Like I said nothing prepared me enough. It is the sort of change we underestimate. Until there comes a time when the change is so stark and apparent, and the gap between where you were and where you are is so wide, that it becomes much easier to stand at the edge, look out and see all the friends you once knew and held close standing before you, far far away, on the other bank. It becomes abundantly clear, which ones you’re still holding on to. They’re the ones who call a spade a spade, acknowledge this change and move with you. The ones who don’t depend on everyday phone calls as a sign of still being in touch. They’re the ones who I can chat with even after weeks of not having spoken, and know that nothing has changed and there is always something in common that binds us. They’re the ones I have found new wavelengths with, because our friendship grew beyond the realm of the teenage bonhomie we once shared. And then there are the new ones. The ones I made in this new phase of life. Some in Panjim. Some through the blog. People I meet every week, some once, twice, some never. Yet, with them I share a deep bond, deeper than with some of the friends I have known all my life.

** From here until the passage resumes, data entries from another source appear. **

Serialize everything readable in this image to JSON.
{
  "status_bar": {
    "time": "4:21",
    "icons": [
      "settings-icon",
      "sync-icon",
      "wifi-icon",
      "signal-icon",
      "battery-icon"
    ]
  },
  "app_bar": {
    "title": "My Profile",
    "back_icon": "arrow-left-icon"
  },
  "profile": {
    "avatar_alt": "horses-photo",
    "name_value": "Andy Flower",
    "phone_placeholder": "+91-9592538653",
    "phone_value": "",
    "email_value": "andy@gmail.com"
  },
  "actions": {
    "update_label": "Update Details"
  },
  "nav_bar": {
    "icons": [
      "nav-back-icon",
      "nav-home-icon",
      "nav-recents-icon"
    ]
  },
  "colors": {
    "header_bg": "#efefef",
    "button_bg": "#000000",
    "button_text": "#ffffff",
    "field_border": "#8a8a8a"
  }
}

Things change, and you realise that your definition of the friends you depend on no longer stays limited to the people you serially hang out with. Its the people with whom you can effortlessly move from one phase into another. With them there is a mutual acceptance of life having shifted gears, and things inevitably moving with it. I find I have less in common with those that stick to the old me. I have no patience for those who cling to old grudges, harbour bitter old fights and petty teenage feelings. In moving on, I feel I have quickly shed the tenacity I once had, of indulging in long-drawn conversation, justifying myself to repeatedly fix a strong basis of trust and friendship. I no longer want to entangle my friendship with the complexities of ego-battles, emotional-dependencies and personal-complexes. The few friends I have now, are hassle-free, we understand each other minus the burden of past, without the pressures of the future. And we know that when the time comes and we need to reach out, we’ll be there for each other, no questions asked.
Over time i have seen the very crux of my sense of fellowship crumble and take shape again. In a completely new, changed avatar.
How do things change so much?
I’ve asked myself the question over and over again, these past three years. Several events have brought the thoughts back to mind. And finally I found the answer yesterday.
Things don’t change. We do.
Some of my friends get that. Some don’t. It’s something I used to break my head over. To explain, convince, validate and justify what this change is. But like I said before, it is inexplicable. I cannot put it in words. Those who see it, know it, and we’re fine. We’re able to move on like nothing really changed. But for those, the hurt of having to let go of the past and move into the future will forever be a cog in the wheel. And painfully, I find I have less and less time to waste in waiting around and holding on. I’ve let go and moved on.
Things don’t change. We do. Because we must.